    AB - The objective of this investigation was to ascertain whether bisphenol A (BPA), which has a structural resemblance to thyroid hormone (TH), acts as a TH agonist or antagonist in terms of affecting the release of thyrotropin (TSH). To this end, we exposed adult bullfrog (Rana catesbeiana) pituitary cells to BPA and/or TH in the presence or absence of corticotropin-releasing factor (CRF), which is known to have a potent TSH-releasing activity in amphibians. BPA (10-9-10-4 M) did not affect the basal release of TSH. However, it suppressed CRF-inducible TSH release at 10-4 M, but not at 10-5 M. Triiodothyronine (T3) at 10-7 M and l-thyroxine (T4) at 10-6 M also suppressed the CRF-inducible release of TSH. The combination of T3 (10-7 M) or T4 (10-6 M) with BPA (10-4 M) had an additive effect in suppressing TSH release. A comparison of the suppressive effects of BPA and T3 on the release of TSH following the addition of actinomycin D or cycloheximide to the culture medium revealed that both of the latter compounds blocked T3-inducible but not BPA-inducible suppression of TSH release. The results indicate that the mechanism of action of BPA is different from that of T3 in that T3 action involves RNA and protein synthesis, whereas BPA action does not involve either of these processes. Furthermore, BPA was found to suppress the thyrotropin-releasing hormone-inducible release of both prolactin (PRL) and TSH. Our results suggest that BPA acts not only as a blocker of TSH secretagogues but also as a blocker of a PRL secretagogue at the pituitary level. Estradiol affected neither the release of TSH nor the release of PRL in the presence or absence of their secretagogues, suggesting that the suppression of the release of TSH and PRL caused by BPA may not be derived from its estrogenic activity.

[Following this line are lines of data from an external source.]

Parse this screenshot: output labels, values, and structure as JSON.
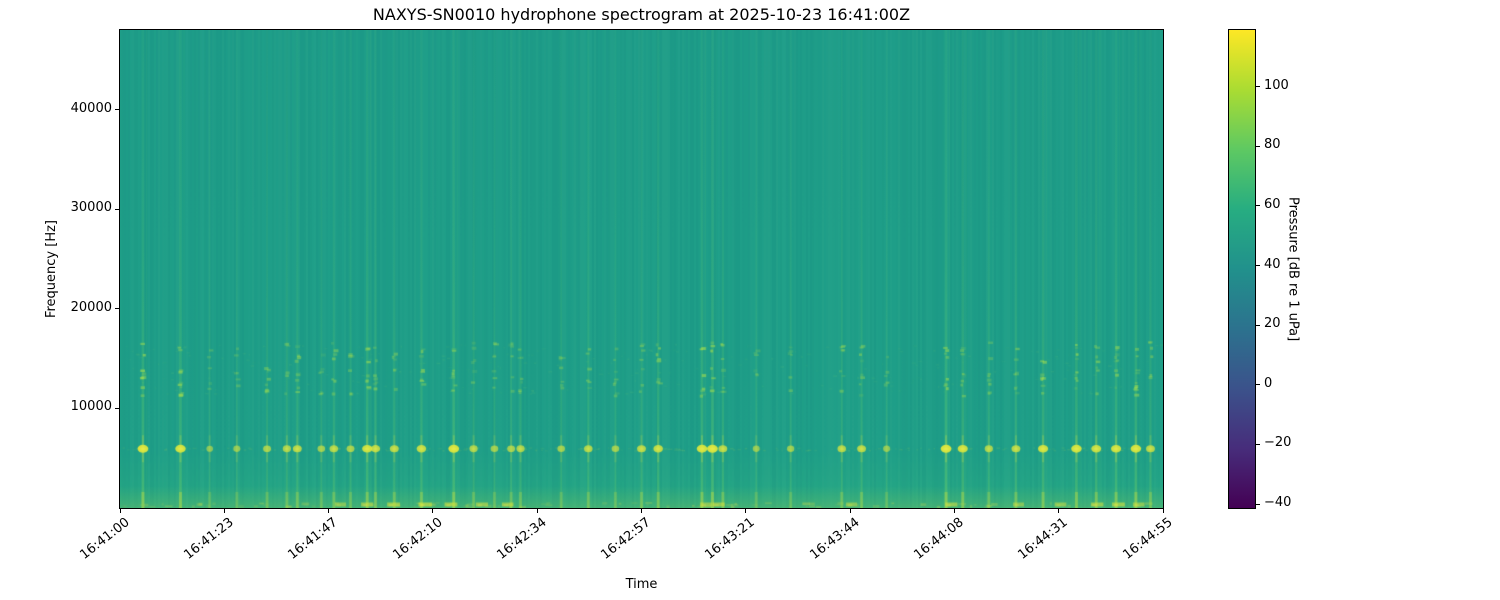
{
  "chart_data": {
    "type": "heatmap",
    "title": "NAXYS-SN0010 hydrophone spectrogram at 2025-10-23 16:41:00Z",
    "xlabel": "Time",
    "ylabel": "Frequency [Hz]",
    "x_ticks": [
      "16:41:00",
      "16:41:23",
      "16:41:47",
      "16:42:10",
      "16:42:34",
      "16:42:57",
      "16:43:21",
      "16:43:44",
      "16:44:08",
      "16:44:31",
      "16:44:55"
    ],
    "y_ticks": [
      10000,
      20000,
      30000,
      40000
    ],
    "freq_range_hz": [
      0,
      48000
    ],
    "colormap": "viridis",
    "background_level_db": 55,
    "tonal_band_hz": 6000,
    "speckle_bands_hz": [
      11800,
      12800,
      13800,
      15200,
      16300
    ],
    "colorbar": {
      "label": "Pressure [dB re 1 uPa]",
      "ticks": [
        100,
        80,
        60,
        40,
        20,
        0,
        -20,
        -40
      ],
      "range": [
        -41,
        119
      ],
      "stops": [
        "#440154",
        "#472d7b",
        "#3b528b",
        "#2c728e",
        "#21918c",
        "#27ad81",
        "#5ec962",
        "#aadc32",
        "#fde725"
      ]
    },
    "background_color": "#1f9f88",
    "streak_color": "#5ec962",
    "blob_color": "#dde52d",
    "events": [
      {
        "t": 0.022,
        "i": 1.0
      },
      {
        "t": 0.058,
        "i": 0.95
      },
      {
        "t": 0.086,
        "i": 0.35
      },
      {
        "t": 0.112,
        "i": 0.4
      },
      {
        "t": 0.141,
        "i": 0.55
      },
      {
        "t": 0.16,
        "i": 0.6
      },
      {
        "t": 0.17,
        "i": 0.7
      },
      {
        "t": 0.193,
        "i": 0.5
      },
      {
        "t": 0.205,
        "i": 0.65
      },
      {
        "t": 0.221,
        "i": 0.55
      },
      {
        "t": 0.237,
        "i": 0.9
      },
      {
        "t": 0.245,
        "i": 0.75
      },
      {
        "t": 0.263,
        "i": 0.7
      },
      {
        "t": 0.289,
        "i": 0.8
      },
      {
        "t": 0.32,
        "i": 1.0
      },
      {
        "t": 0.339,
        "i": 0.6
      },
      {
        "t": 0.359,
        "i": 0.5
      },
      {
        "t": 0.375,
        "i": 0.55
      },
      {
        "t": 0.384,
        "i": 0.6
      },
      {
        "t": 0.423,
        "i": 0.5
      },
      {
        "t": 0.449,
        "i": 0.65
      },
      {
        "t": 0.475,
        "i": 0.5
      },
      {
        "t": 0.5,
        "i": 0.7
      },
      {
        "t": 0.516,
        "i": 0.8
      },
      {
        "t": 0.558,
        "i": 0.95
      },
      {
        "t": 0.568,
        "i": 1.0
      },
      {
        "t": 0.578,
        "i": 0.7
      },
      {
        "t": 0.61,
        "i": 0.4
      },
      {
        "t": 0.643,
        "i": 0.45
      },
      {
        "t": 0.692,
        "i": 0.65
      },
      {
        "t": 0.711,
        "i": 0.7
      },
      {
        "t": 0.735,
        "i": 0.4
      },
      {
        "t": 0.792,
        "i": 1.0
      },
      {
        "t": 0.808,
        "i": 0.9
      },
      {
        "t": 0.833,
        "i": 0.6
      },
      {
        "t": 0.859,
        "i": 0.7
      },
      {
        "t": 0.885,
        "i": 0.9
      },
      {
        "t": 0.917,
        "i": 0.95
      },
      {
        "t": 0.936,
        "i": 0.85
      },
      {
        "t": 0.955,
        "i": 0.9
      },
      {
        "t": 0.974,
        "i": 0.95
      },
      {
        "t": 0.988,
        "i": 0.7
      }
    ],
    "bottom_patches": [
      {
        "t": 0.21,
        "i": 0.5
      },
      {
        "t": 0.235,
        "i": 0.7
      },
      {
        "t": 0.26,
        "i": 0.8
      },
      {
        "t": 0.29,
        "i": 0.9
      },
      {
        "t": 0.315,
        "i": 0.8
      },
      {
        "t": 0.345,
        "i": 0.7
      },
      {
        "t": 0.37,
        "i": 0.6
      },
      {
        "t": 0.56,
        "i": 0.6
      },
      {
        "t": 0.572,
        "i": 0.7
      },
      {
        "t": 0.7,
        "i": 0.5
      },
      {
        "t": 0.795,
        "i": 0.7
      },
      {
        "t": 0.86,
        "i": 0.5
      },
      {
        "t": 0.9,
        "i": 0.6
      },
      {
        "t": 0.935,
        "i": 0.7
      },
      {
        "t": 0.955,
        "i": 0.8
      },
      {
        "t": 0.975,
        "i": 0.6
      }
    ]
  }
}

    KW - Bisphenol A

    KW - Endocrine disruptor

    KW - Negative feedback

    KW - Thyroid hormone (TH)

    KW - Thyrotropin (TSH)

    UR - http://www.scopus.com/inward/record.url?scp=38849085855&partnerID=8YFLogxK

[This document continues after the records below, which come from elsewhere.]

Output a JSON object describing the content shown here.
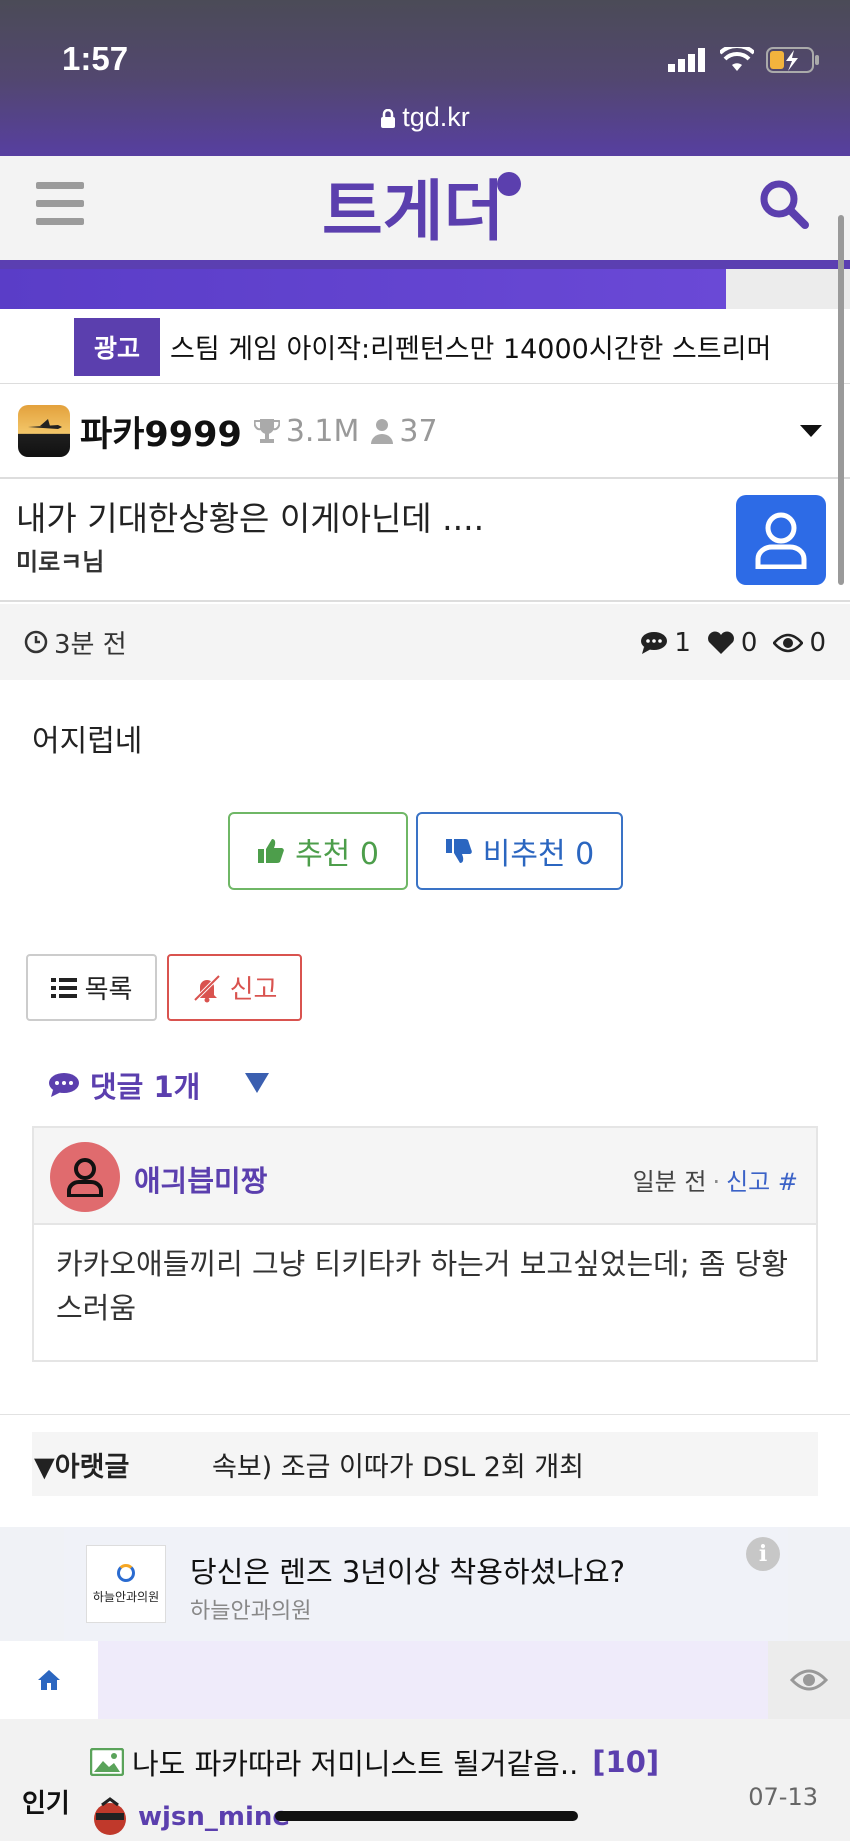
{
  "status": {
    "time": "1:57",
    "url": "tgd.kr"
  },
  "header": {
    "logo_text": "트게더"
  },
  "progress": {
    "fraction": 0.854
  },
  "ad_line": {
    "badge": "광고",
    "text": "스팀 게임 아이작:리펜턴스만 14000시간한 스트리머"
  },
  "author": {
    "name": "파카9999",
    "points": "3.1M",
    "members": "37"
  },
  "post": {
    "title": "내가 기대한상황은 이게아닌데 ....",
    "author_line": "미로ㅋ님",
    "time": "3분 전",
    "comments": "1",
    "likes": "0",
    "views": "0",
    "body": "어지럽네",
    "upvote_label": "추천 0",
    "downvote_label": "비추천 0"
  },
  "actions": {
    "list_label": "목록",
    "report_label": "신고"
  },
  "comments_section": {
    "header": "댓글 1개",
    "items": [
      {
        "name": "애긔븝미짱",
        "time": "일분 전",
        "report": "신고",
        "hash": "#",
        "text": "카카오애들끼리 그냥 티키타카 하는거 보고싶었는데; 좀 당황스러움"
      }
    ]
  },
  "next_post": {
    "label": "▼아랫글",
    "title": "속보) 조금 이따가 DSL 2회 개최"
  },
  "ad_card": {
    "logo_text": "하늘안과의원",
    "title": "당신은 렌즈 3년이상 착용하셨나요?",
    "sponsor": "하늘안과의원",
    "info": "i"
  },
  "popular": {
    "label": "인기",
    "title": "나도 파카따라 저미니스트 될거같음..",
    "count": "[10]",
    "user": "wjsn_mine",
    "date": "07-13"
  },
  "colors": {
    "brand": "#5b3fae",
    "upvote": "#4d9e4b",
    "downvote": "#2b66c0",
    "report": "#d9534f",
    "user_button": "#2d6be6"
  },
  "icons": [
    "lock-icon",
    "menu-icon",
    "search-icon",
    "trophy-icon",
    "person-icon",
    "user-icon",
    "clock-icon",
    "comment-icon",
    "heart-icon",
    "eye-icon",
    "thumbs-up-icon",
    "thumbs-down-icon",
    "list-icon",
    "bell-slash-icon",
    "home-icon",
    "image-icon",
    "info-icon"
  ]
}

    UR - http://www.scopus.com/inward/citedby.url?scp=38849085855&partnerID=8YFLogxK

    U2 - 10.1016/j.ygcen.2007.09.009

    DO - 10.1016/j.ygcen.2007.09.009

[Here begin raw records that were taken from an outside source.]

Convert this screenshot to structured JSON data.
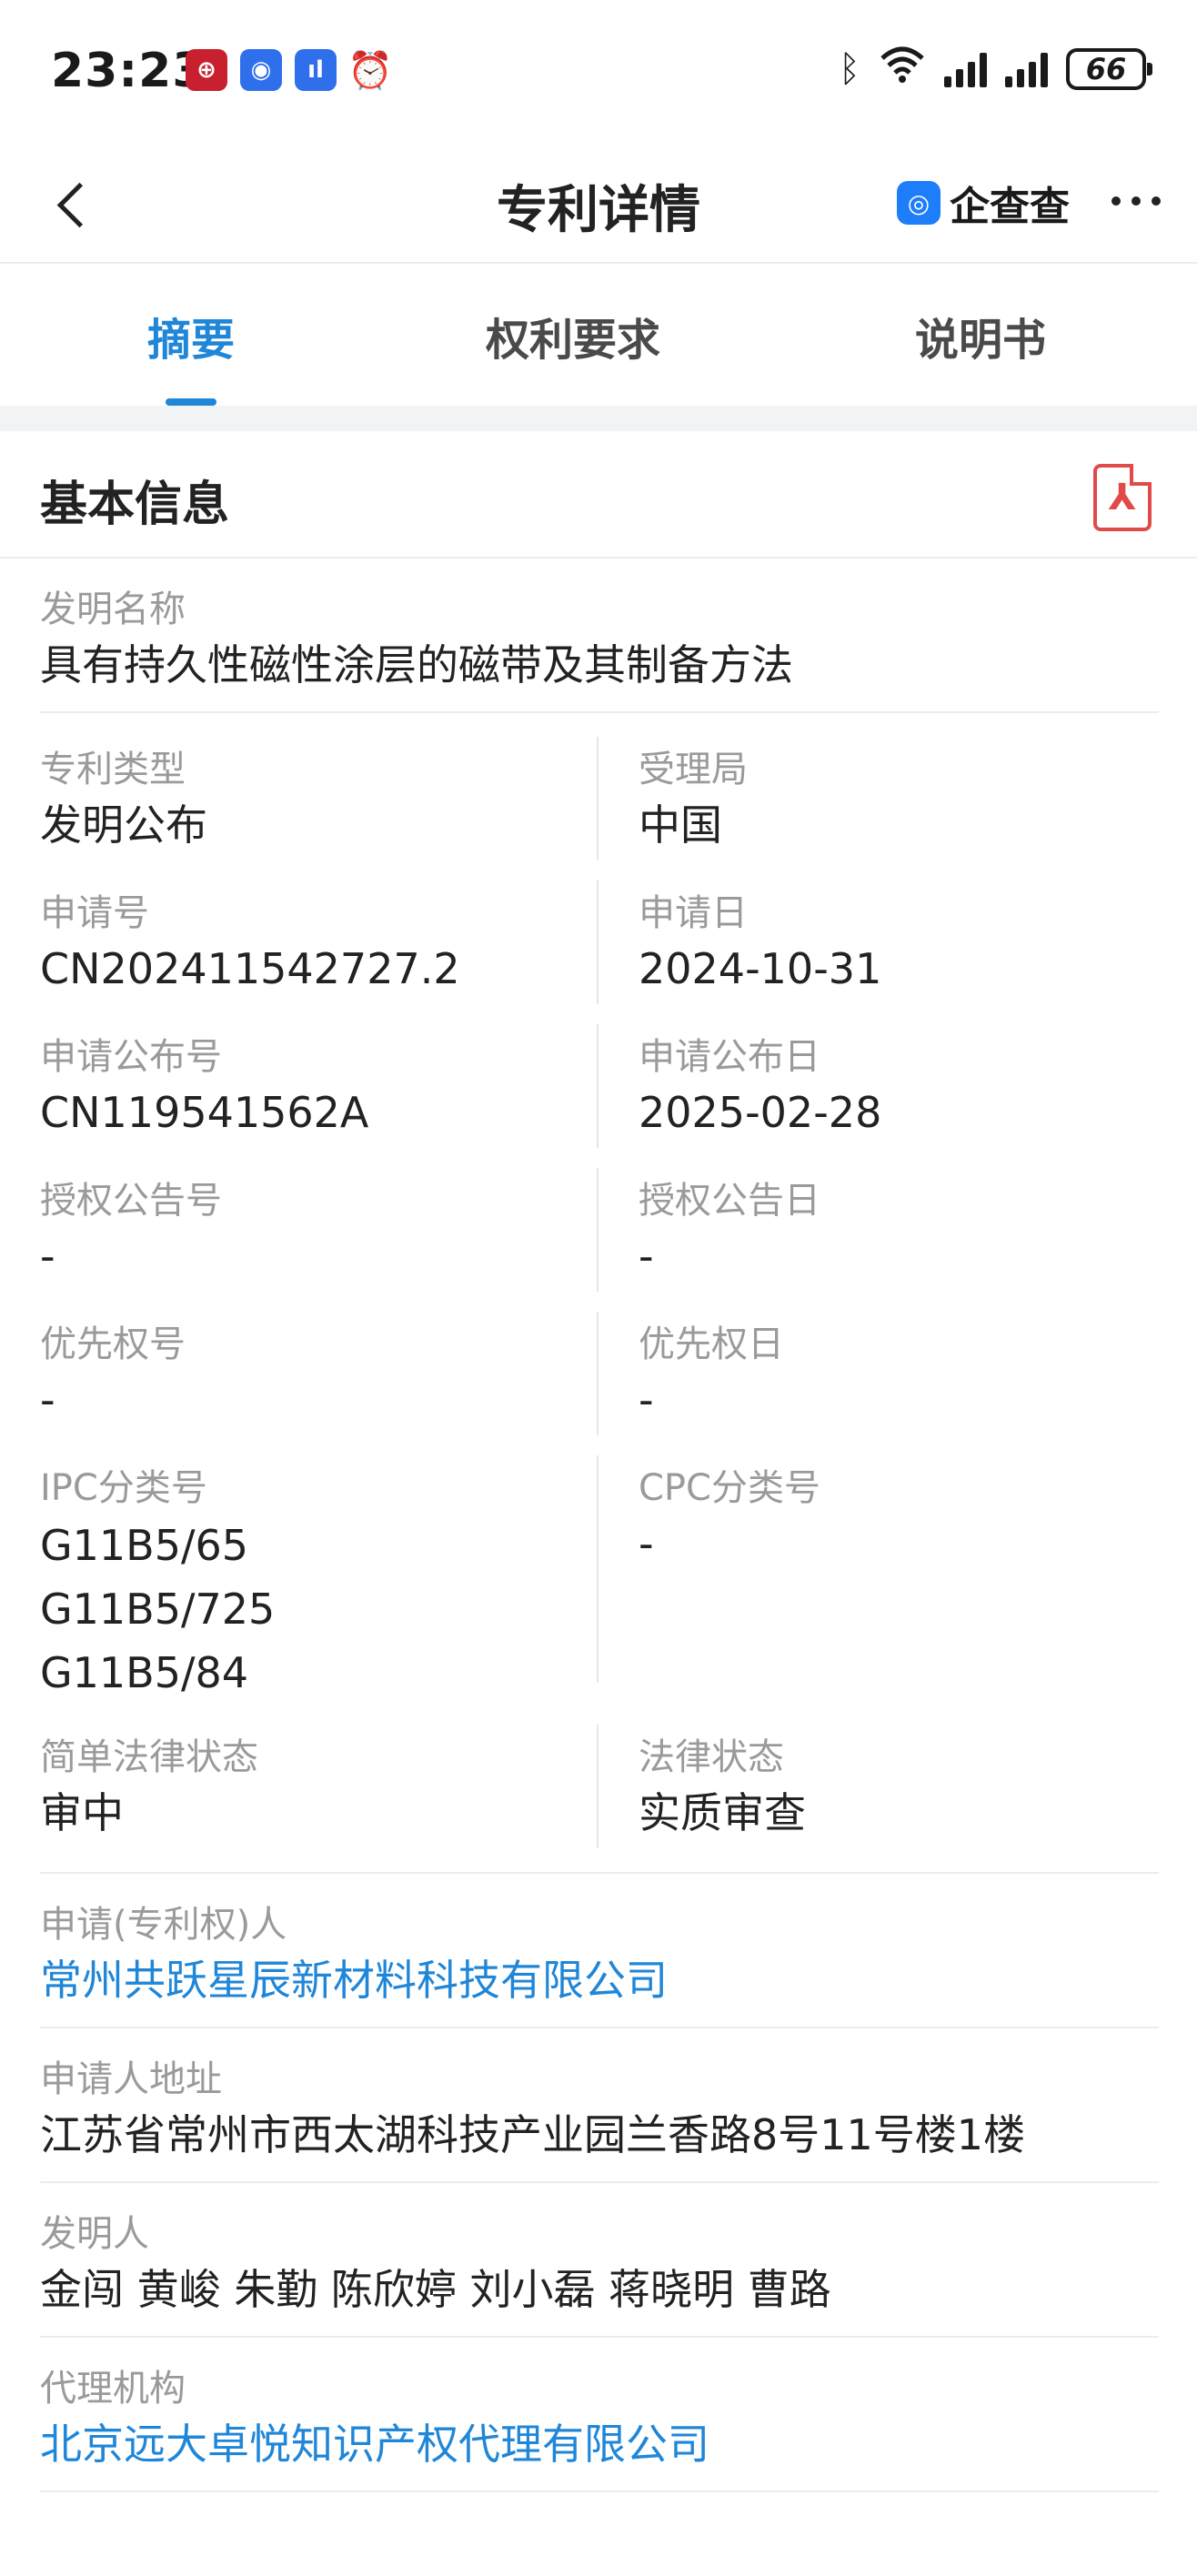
{
  "status_bar": {
    "time": "23:23",
    "battery": "66",
    "icons": [
      "bank-app-icon",
      "blue-app-icon",
      "voice-app-icon",
      "alarm-icon",
      "bluetooth-icon",
      "wifi-icon",
      "signal-icon",
      "signal-icon"
    ]
  },
  "header": {
    "title": "专利详情",
    "brand_name": "企查查"
  },
  "tabs": [
    {
      "label": "摘要",
      "active": true
    },
    {
      "label": "权利要求",
      "active": false
    },
    {
      "label": "说明书",
      "active": false
    }
  ],
  "section": {
    "title": "基本信息"
  },
  "fields": {
    "invention_name": {
      "label": "发明名称",
      "value": "具有持久性磁性涂层的磁带及其制备方法"
    },
    "patent_type": {
      "label": "专利类型",
      "value": "发明公布"
    },
    "office": {
      "label": "受理局",
      "value": "中国"
    },
    "app_no": {
      "label": "申请号",
      "value": "CN202411542727.2"
    },
    "app_date": {
      "label": "申请日",
      "value": "2024-10-31"
    },
    "pub_no": {
      "label": "申请公布号",
      "value": "CN119541562A"
    },
    "pub_date": {
      "label": "申请公布日",
      "value": "2025-02-28"
    },
    "grant_no": {
      "label": "授权公告号",
      "value": "-"
    },
    "grant_date": {
      "label": "授权公告日",
      "value": "-"
    },
    "priority_no": {
      "label": "优先权号",
      "value": "-"
    },
    "priority_date": {
      "label": "优先权日",
      "value": "-"
    },
    "ipc": {
      "label": "IPC分类号",
      "values": [
        "G11B5/65",
        "G11B5/725",
        "G11B5/84"
      ]
    },
    "cpc": {
      "label": "CPC分类号",
      "value": "-"
    },
    "simple_legal_status": {
      "label": "简单法律状态",
      "value": "审中"
    },
    "legal_status": {
      "label": "法律状态",
      "value": "实质审查"
    },
    "applicant": {
      "label": "申请(专利权)人",
      "value": "常州共跃星辰新材料科技有限公司"
    },
    "applicant_address": {
      "label": "申请人地址",
      "value": "江苏省常州市西太湖科技产业园兰香路8号11号楼1楼"
    },
    "inventors": {
      "label": "发明人",
      "value": "金闯 黄峻 朱勤 陈欣婷 刘小磊 蒋晓明 曹路"
    },
    "agency": {
      "label": "代理机构",
      "value": "北京远大卓悦知识产权代理有限公司"
    }
  }
}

    M3 - Article

    C2 - 17959175

    AN - SCOPUS:38849085855

    VL - 155

    SP - 574

    EP - 580

    JO - General and Comparative Endocrinology

    JF - General and Comparative Endocrinology

    SN - 0016-6480

    IS - 3

    ER -